A key objective of the Planet Woking programme is to inspire and involve the local community to make, or continue to make, changes to live a greener, more sustainable life. We would love to hear from individuals, community groups and businesses willing to share their own eco experiences.
We caught up with Tim Matthews (pictured above), who lives in Pyrford, Woking. Tim retired from the BBC more than 10 years ago and since then has spent much of his time writing and producing videos on a variety of subjects including the environment and conservation. He is the founder of Wild Pyrford.
Where it all started
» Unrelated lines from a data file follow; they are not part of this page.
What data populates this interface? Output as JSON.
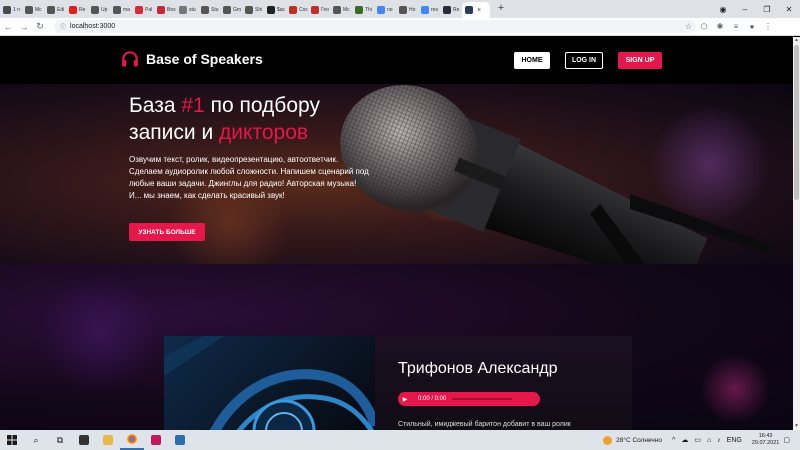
{
  "browser": {
    "tabs": [
      {
        "label": "1 n",
        "color": "#4a4a4a"
      },
      {
        "label": "Mc",
        "color": "#555555"
      },
      {
        "label": "Edi",
        "color": "#555555"
      },
      {
        "label": "Re",
        "color": "#e02020"
      },
      {
        "label": "Up",
        "color": "#555555"
      },
      {
        "label": "ma",
        "color": "#555555"
      },
      {
        "label": "Pal",
        "color": "#d42a3a"
      },
      {
        "label": "Bes",
        "color": "#c02a3a"
      },
      {
        "label": "stu",
        "color": "#777777"
      },
      {
        "label": "Stu",
        "color": "#555555"
      },
      {
        "label": "Gm",
        "color": "#555555"
      },
      {
        "label": "Shi",
        "color": "#555555"
      },
      {
        "label": "$ac",
        "color": "#222222"
      },
      {
        "label": "Coc",
        "color": "#c03020"
      },
      {
        "label": "Гео",
        "color": "#c03030"
      },
      {
        "label": "Mc",
        "color": "#555555"
      },
      {
        "label": "Thi",
        "color": "#3a6a2a"
      },
      {
        "label": "no",
        "color": "#4285f4"
      },
      {
        "label": "Ho",
        "color": "#555555"
      },
      {
        "label": "res",
        "color": "#4285f4"
      },
      {
        "label": "Re",
        "color": "#2a2a3a"
      },
      {
        "label": "",
        "color": "#2a3a5a",
        "active": true
      }
    ],
    "url": "localhost:3000"
  },
  "site": {
    "logo_text": "Base of Speakers",
    "nav": {
      "home": "HOME",
      "login": "LOG IN",
      "signup": "SIGN UP"
    },
    "hero": {
      "title_part1": "База ",
      "title_accent1": "#1",
      "title_part2": " по подбору",
      "title_part3": "записи и ",
      "title_accent2": "дикторов",
      "description": "Озвучим текст, ролик, видеопрезентацию, автоответчик. Сделаем аудиоролик любой сложности. Напишем сценарий под любые ваши задачи. Джинглы для радио! Авторская музыка! И... мы знаем, как сделать красивый звук!",
      "cta": "УЗНАТЬ БОЛЬШЕ"
    },
    "speaker_card": {
      "name": "Трифонов Александр",
      "time": "0:00 / 0:00",
      "description": "Стильный, имиджевый баритон добавит в ваш ролик"
    }
  },
  "taskbar": {
    "weather": "28°C  Солнечно",
    "lang": "ENG",
    "time": "16:43",
    "date": "29.07.2021"
  },
  "colors": {
    "accent": "#e6174b"
  }
}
“The idea for a regular programme about Pyrford’s ‘green’ credentials sprang from a heritage video I had just completed for the Pyrford Neighbourhood Forum in 2019. The film dealt with the history of the village, its changing environment and conservation. While it’s easy to accept that we all need to take positive steps towards preserving and conserving our ‘natural’ world, it’s quite another thing to do something about it. At first glance, Pyrford would appear to be a neighbourhood well stocked with pretty hedges and manicured lawns. Hardly a day goes by, it seems, without at least half a dozen gardening companies driving along our roads. But there’s another Pyrford, hidden from view, where climate change and conservation are uppermost in people’s minds. It is this world that we’ve set out to explore – it’s a disorganised, sometimes unruly and occasionally outrageous landscape. This is the world of Wild Pyrford.
During the first lockdown I was joined (virtually!) by a number of people who shared the same idea – to spotlight this wilder side of the village and to make regular videos of local conservation projects. I was lucky to have the help and support of another ex-BBC resident, Carole Mitchell (who now works for WWF in Woking, pictured below), along with various local professionals who were keen to lend a hand. By talking to neighbours, quizzing fellow dog-walkers, tapping into social networks we soon had a wealth of knowledge that would make the basis of a regular, monthly programme on YouTube. There would be no hard and fast rules, we decided, we simply wanted to let people tell their own story, to chart their steps as they make a difference and green-up our neighbourhood.”
How it began
“We started filming in July 2020, with a plan to upload to the Wild Pyrford website and YouTube by September. Amazingly this is what we did. Of course, the weather was spectacular during those summer months but as autumn replaced our sunny filming days, rain and wind were the orders of the day. I was used to bad weather during my BBC days, but at least I was getting paid to stand in the rain. The production team at Wild Pyrford is a collection of volunteers. We have no such compensations!”
“Our plans for the future of Wild Pyrford are to continue highlighting conservation projects, large or small, in our neighbourhood certainly, but we hope to branch out and develop stories in bordering villages too. In this way we want to broaden the appeal of the programme and generate more interest in projects that encourage the flora and fauna to return, allowing Nature to do her bit. Grandiose ambitions perhaps, but important nevertheless.
Did I mention that we are always looking out for volunteers to help our over-stretched production team? And conservation stories are welcome too, no matter how small or large.
Small steps can make a big difference ‘collectively’.”
To find out more about Wild Pyrford email email@example.com or check out their monthly YouTube programme, simply search “Wild Pyrford”.
Planet Woking would like to thank Tim for getting in touch. If you have any questions, or would like to share information on your local environmental initiatives, please contact us via the Planet Woking email address: firstname.lastname@example.org